Top of GIVEN RECORDS

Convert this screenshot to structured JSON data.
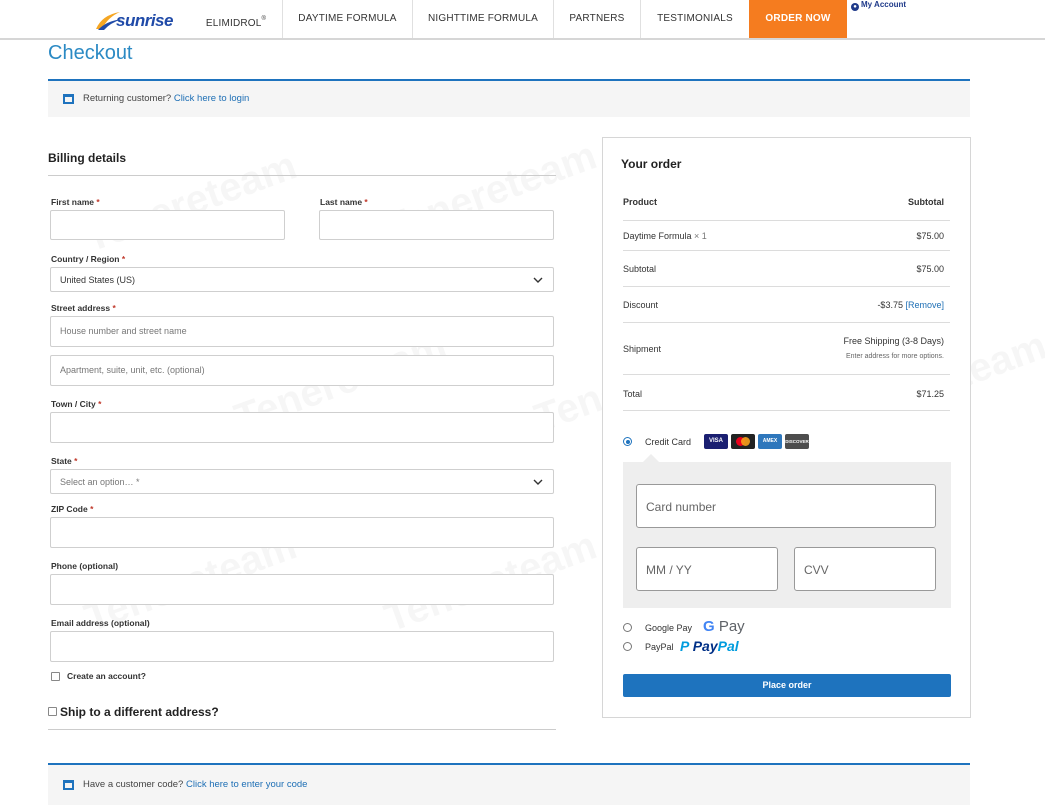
{
  "header": {
    "logo_text": "sunrise",
    "nav": {
      "elimidrol": "ELIMIDROL",
      "elimidrol_mark": "®",
      "daytime": "DAYTIME FORMULA",
      "nighttime": "NIGHTTIME FORMULA",
      "partners": "PARTNERS",
      "testimonials": "TESTIMONIALS",
      "order_now": "ORDER NOW"
    },
    "my_account": "My Account",
    "accent_color": "#f57c1f"
  },
  "page_title": "Checkout",
  "notice_login": {
    "text": "Returning customer?",
    "link": "Click here to login"
  },
  "billing": {
    "heading": "Billing details",
    "required_mark": "*",
    "first_name_label": "First name",
    "last_name_label": "Last name",
    "country_label": "Country / Region",
    "country_value": "United States (US)",
    "street_label": "Street address",
    "street_placeholder": "House number and street name",
    "apartment_placeholder": "Apartment, suite, unit, etc. (optional)",
    "city_label": "Town / City",
    "state_label": "State",
    "state_value": "Select an option… *",
    "zip_label": "ZIP Code",
    "phone_label": "Phone (optional)",
    "email_label": "Email address (optional)",
    "create_account_label": "Create an account?",
    "ship_different_label": "Ship to a different address?"
  },
  "order": {
    "title": "Your order",
    "col_product": "Product",
    "col_subtotal": "Subtotal",
    "item_name": "Daytime Formula",
    "item_qty": "× 1",
    "item_price": "$75.00",
    "subtotal_label": "Subtotal",
    "subtotal_value": "$75.00",
    "discount_label": "Discount",
    "discount_value": "-$3.75",
    "discount_remove": "[Remove]",
    "shipment_label": "Shipment",
    "shipment_value": "Free Shipping (3-8 Days)",
    "shipment_note": "Enter address for more options.",
    "total_label": "Total",
    "total_value": "$71.25"
  },
  "payment": {
    "credit_card_label": "Credit Card",
    "card_logos": [
      "VISA",
      "MC",
      "AMEX",
      "DISCOVER"
    ],
    "card_number_placeholder": "Card number",
    "expiry_placeholder": "MM / YY",
    "cvv_placeholder": "CVV",
    "google_pay_label": "Google Pay",
    "google_pay_logo": "G Pay",
    "paypal_label": "PayPal",
    "paypal_logo": "PayPal",
    "place_order": "Place order",
    "selected": "Credit Card",
    "primary_color": "#1e73be"
  },
  "notice_coupon": {
    "text": "Have a customer code?",
    "link": "Click here to enter your code"
  },
  "watermark": "Tenereteam"
}
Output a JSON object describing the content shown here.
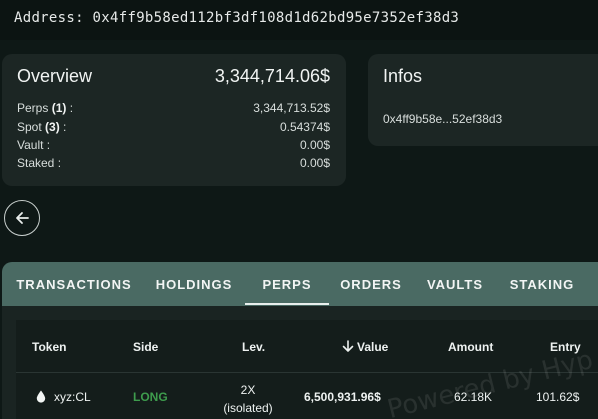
{
  "address_bar": {
    "text": "Address: 0x4ff9b58ed112bf3df108d1d62bd95e7352ef38d3"
  },
  "overview": {
    "title": "Overview",
    "total": "3,344,714.06$",
    "rows": [
      {
        "label": "Perps",
        "count": "(1)",
        "suffix": " :",
        "value": "3,344,713.52$"
      },
      {
        "label": "Spot",
        "count": "(3)",
        "suffix": " :",
        "value": "0.54374$"
      },
      {
        "label": "Vault :",
        "count": "",
        "suffix": "",
        "value": "0.00$"
      },
      {
        "label": "Staked :",
        "count": "",
        "suffix": "",
        "value": "0.00$"
      }
    ]
  },
  "infos": {
    "title": "Infos",
    "address_short": "0x4ff9b58e...52ef38d3"
  },
  "back_icon": "arrow-left-icon",
  "tabs": [
    {
      "label": "TRANSACTIONS",
      "active": false
    },
    {
      "label": "HOLDINGS",
      "active": false
    },
    {
      "label": "PERPS",
      "active": true
    },
    {
      "label": "ORDERS",
      "active": false
    },
    {
      "label": "VAULTS",
      "active": false
    },
    {
      "label": "STAKING",
      "active": false
    }
  ],
  "table": {
    "headers": {
      "token": "Token",
      "side": "Side",
      "lev": "Lev.",
      "value": "Value",
      "amount": "Amount",
      "entry": "Entry"
    },
    "sort_icon": "arrow-down-icon",
    "rows": [
      {
        "token": "xyz:CL",
        "side": "LONG",
        "lev": "2X",
        "lev_mode": "(isolated)",
        "value": "6,500,931.96$",
        "amount": "62.18K",
        "entry": "101.62$"
      }
    ]
  },
  "colors": {
    "long": "#3e9c4d",
    "tabs_bg": "#4a6a63",
    "card_bg": "#1c2624"
  },
  "watermark": "Powered by Hyp"
}
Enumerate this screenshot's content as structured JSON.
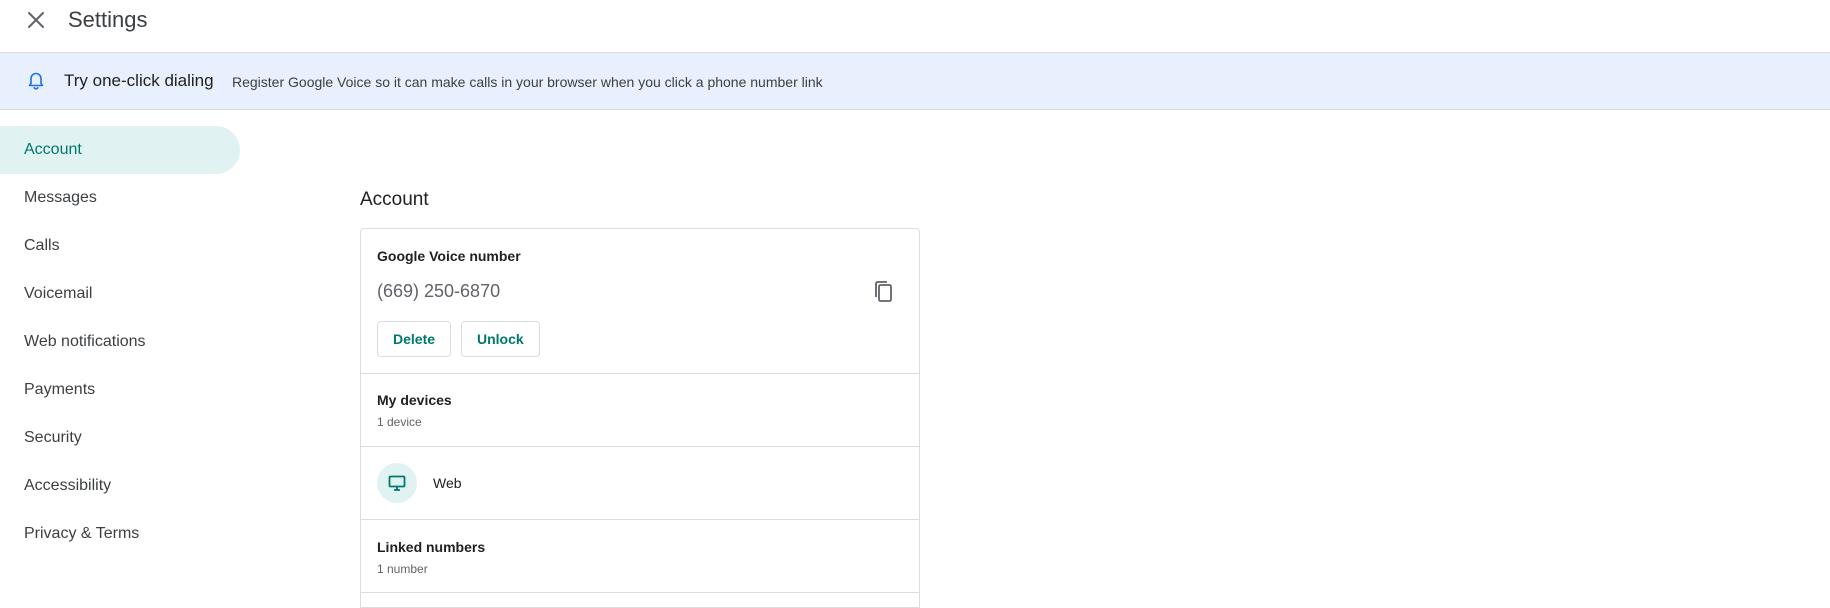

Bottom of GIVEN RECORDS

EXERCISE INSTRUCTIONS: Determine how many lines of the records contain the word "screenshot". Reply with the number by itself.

ANSWER SECTION: 2